**EXERCISE:** Below are some records. Copy every line in them that holds "code".

**EXTRACTED ENTRIES:**
===============
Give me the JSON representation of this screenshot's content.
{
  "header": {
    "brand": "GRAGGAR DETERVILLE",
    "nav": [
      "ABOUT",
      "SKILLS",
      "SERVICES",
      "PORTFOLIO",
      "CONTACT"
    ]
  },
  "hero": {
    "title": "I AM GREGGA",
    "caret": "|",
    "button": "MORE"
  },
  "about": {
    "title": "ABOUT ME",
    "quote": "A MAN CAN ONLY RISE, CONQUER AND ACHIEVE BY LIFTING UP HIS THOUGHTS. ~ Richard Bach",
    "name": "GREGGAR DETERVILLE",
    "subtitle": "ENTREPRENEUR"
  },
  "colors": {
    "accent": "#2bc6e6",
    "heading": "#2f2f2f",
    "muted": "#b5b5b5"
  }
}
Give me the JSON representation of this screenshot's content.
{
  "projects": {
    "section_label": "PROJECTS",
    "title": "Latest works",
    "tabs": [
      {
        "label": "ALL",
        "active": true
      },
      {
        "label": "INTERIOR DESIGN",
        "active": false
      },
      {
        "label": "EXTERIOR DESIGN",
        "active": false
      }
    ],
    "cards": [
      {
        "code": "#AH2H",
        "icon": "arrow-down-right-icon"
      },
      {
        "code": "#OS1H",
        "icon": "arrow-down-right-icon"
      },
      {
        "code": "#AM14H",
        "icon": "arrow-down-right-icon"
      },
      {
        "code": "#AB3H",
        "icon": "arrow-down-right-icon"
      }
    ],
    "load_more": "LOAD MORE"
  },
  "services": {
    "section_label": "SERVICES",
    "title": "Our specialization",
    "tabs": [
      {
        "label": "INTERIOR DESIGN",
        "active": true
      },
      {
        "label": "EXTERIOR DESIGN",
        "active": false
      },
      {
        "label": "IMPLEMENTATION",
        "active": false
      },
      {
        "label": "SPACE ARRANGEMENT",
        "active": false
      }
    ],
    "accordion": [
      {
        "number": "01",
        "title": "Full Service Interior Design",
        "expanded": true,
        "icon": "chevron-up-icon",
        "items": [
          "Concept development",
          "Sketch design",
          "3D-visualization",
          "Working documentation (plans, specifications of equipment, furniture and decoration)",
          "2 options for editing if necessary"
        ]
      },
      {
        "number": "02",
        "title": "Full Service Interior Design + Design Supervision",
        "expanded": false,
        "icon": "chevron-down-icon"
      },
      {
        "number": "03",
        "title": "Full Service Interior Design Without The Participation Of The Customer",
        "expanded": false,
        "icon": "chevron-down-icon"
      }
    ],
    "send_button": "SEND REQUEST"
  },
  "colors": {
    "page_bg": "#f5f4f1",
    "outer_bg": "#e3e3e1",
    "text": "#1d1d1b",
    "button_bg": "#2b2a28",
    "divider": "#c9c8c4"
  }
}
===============
**ANSWER SPACE:**
        "code": "#AH2H",
        "code": "#OS1H",
        "code": "#AM14H",
        "code": "#AB3H",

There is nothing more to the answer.